**Problem details**
Search the entries for the word "time" and copy each line that has it.
Input material section start
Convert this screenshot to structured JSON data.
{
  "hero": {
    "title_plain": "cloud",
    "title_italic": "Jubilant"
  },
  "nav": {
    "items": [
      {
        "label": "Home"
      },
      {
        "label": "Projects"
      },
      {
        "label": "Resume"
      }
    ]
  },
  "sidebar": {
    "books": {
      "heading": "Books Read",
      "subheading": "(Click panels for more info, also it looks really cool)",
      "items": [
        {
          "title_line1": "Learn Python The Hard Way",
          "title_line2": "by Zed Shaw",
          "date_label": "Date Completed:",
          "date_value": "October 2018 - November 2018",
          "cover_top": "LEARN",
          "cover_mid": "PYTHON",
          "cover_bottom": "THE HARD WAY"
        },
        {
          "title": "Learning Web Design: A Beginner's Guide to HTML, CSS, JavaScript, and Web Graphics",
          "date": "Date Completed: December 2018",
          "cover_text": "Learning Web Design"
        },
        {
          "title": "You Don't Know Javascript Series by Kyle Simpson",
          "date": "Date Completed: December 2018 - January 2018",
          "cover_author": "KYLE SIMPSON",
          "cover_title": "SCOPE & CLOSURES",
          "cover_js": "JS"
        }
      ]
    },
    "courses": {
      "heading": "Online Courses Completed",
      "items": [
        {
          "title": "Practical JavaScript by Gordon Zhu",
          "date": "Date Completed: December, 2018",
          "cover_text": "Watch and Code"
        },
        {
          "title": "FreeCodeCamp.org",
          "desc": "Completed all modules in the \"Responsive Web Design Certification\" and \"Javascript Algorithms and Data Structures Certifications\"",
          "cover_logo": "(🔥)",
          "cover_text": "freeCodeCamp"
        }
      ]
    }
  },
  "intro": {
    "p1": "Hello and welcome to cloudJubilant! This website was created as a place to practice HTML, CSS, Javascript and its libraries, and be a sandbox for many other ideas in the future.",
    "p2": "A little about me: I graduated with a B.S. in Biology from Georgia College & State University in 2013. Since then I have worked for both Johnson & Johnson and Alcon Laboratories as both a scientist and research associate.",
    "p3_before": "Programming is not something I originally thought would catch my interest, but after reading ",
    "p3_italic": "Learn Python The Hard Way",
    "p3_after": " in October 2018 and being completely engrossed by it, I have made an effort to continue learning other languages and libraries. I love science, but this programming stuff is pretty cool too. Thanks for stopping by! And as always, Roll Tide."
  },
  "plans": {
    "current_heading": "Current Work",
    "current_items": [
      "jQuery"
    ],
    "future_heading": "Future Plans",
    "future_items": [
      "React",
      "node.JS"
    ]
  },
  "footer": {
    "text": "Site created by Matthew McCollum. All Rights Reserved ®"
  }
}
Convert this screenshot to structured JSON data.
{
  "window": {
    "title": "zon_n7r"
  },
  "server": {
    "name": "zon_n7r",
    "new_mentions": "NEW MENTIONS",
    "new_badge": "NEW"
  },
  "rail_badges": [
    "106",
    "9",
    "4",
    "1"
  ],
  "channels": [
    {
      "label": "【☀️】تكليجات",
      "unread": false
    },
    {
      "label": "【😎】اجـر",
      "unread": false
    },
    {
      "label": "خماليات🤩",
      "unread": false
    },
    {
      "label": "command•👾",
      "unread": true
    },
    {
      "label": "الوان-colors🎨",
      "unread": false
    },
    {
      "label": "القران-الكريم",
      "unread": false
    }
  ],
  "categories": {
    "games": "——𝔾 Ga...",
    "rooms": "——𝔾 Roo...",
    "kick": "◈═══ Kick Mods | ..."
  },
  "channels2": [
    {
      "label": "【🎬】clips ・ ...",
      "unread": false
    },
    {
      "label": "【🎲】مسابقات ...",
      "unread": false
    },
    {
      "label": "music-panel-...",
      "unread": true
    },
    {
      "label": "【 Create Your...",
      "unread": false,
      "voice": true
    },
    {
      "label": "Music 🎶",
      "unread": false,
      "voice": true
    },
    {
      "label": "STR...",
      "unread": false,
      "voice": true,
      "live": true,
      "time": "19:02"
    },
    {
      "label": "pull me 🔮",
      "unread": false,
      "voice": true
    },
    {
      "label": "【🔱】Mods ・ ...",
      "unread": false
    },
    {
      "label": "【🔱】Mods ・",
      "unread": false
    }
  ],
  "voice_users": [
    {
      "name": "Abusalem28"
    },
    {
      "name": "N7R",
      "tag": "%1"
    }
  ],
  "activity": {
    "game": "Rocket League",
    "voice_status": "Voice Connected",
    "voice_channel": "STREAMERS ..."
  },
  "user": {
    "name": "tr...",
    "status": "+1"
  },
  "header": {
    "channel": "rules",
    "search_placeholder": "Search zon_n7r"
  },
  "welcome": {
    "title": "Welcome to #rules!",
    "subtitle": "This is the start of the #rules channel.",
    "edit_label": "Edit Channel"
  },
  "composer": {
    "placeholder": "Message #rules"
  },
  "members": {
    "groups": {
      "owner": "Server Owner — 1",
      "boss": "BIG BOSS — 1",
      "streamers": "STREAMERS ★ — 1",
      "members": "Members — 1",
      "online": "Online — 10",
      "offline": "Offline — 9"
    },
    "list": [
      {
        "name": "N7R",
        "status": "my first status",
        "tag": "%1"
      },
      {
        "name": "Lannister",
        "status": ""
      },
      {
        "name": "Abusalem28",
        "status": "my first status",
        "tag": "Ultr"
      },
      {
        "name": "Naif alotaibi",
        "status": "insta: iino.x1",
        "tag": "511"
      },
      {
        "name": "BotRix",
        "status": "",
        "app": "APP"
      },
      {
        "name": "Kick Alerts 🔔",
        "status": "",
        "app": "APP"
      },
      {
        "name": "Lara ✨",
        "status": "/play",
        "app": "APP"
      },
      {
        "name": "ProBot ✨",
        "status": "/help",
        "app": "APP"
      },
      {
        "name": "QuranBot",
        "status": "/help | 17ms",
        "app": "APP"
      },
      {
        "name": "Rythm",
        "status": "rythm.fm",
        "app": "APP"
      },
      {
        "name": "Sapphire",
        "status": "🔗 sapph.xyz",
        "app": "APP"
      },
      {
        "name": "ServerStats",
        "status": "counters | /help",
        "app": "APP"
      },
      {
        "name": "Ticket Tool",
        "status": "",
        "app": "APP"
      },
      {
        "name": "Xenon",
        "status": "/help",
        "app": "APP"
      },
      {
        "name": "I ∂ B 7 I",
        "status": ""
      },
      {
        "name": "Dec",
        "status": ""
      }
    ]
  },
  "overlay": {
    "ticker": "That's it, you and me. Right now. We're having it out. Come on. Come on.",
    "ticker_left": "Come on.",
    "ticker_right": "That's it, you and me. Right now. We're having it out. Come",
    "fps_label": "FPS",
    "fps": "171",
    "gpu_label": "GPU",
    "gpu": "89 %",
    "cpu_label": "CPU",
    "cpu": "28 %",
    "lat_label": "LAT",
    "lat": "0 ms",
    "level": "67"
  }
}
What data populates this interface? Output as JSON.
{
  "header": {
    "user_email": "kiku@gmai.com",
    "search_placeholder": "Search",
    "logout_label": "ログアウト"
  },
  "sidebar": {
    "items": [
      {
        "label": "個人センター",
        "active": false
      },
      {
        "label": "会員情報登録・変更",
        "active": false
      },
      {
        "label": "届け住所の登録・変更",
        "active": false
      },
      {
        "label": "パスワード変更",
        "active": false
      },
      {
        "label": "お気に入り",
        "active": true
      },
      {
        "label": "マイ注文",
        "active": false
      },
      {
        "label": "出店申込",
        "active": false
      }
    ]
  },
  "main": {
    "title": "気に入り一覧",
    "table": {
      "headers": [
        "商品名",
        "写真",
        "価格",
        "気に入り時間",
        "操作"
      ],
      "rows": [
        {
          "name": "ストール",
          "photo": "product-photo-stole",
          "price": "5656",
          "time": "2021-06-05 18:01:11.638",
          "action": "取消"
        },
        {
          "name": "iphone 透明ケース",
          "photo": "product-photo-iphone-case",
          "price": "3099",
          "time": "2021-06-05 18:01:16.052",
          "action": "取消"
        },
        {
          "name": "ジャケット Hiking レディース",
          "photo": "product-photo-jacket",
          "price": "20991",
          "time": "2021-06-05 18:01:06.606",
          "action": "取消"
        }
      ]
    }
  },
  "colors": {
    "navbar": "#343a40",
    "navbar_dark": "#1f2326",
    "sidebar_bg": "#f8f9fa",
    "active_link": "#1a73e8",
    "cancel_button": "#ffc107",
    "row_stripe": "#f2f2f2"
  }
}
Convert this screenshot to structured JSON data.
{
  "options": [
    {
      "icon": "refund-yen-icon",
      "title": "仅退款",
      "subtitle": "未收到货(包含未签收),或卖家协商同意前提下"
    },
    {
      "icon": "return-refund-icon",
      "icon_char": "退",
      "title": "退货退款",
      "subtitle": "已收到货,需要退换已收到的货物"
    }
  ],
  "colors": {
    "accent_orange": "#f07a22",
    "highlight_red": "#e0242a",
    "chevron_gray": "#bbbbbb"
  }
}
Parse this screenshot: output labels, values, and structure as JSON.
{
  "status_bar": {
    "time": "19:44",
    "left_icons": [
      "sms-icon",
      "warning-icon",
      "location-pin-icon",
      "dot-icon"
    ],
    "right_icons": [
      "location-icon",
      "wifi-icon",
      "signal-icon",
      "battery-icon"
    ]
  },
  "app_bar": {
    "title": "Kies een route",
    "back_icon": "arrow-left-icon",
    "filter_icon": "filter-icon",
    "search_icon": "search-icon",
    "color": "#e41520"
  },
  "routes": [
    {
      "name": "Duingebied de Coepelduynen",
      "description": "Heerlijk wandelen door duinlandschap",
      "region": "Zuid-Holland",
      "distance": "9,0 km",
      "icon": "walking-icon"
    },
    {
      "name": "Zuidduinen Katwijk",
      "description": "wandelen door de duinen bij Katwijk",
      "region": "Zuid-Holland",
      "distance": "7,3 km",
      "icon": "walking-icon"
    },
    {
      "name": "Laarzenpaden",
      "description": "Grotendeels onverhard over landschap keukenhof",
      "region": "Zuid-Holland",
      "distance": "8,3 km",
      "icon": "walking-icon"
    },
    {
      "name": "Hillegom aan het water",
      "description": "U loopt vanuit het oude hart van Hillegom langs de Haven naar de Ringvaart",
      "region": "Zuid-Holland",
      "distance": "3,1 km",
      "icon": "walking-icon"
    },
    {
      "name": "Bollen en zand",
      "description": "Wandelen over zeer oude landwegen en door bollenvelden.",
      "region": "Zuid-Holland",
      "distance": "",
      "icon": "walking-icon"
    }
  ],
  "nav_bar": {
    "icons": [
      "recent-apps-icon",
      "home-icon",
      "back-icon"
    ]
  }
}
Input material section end
**Exercise answer**
      "time": "19:02"
          "time": "2021-06-05 18:01:11.638",
          "time": "2021-06-05 18:01:16.052",
          "time": "2021-06-05 18:01:06.606",
    "time": "19:44",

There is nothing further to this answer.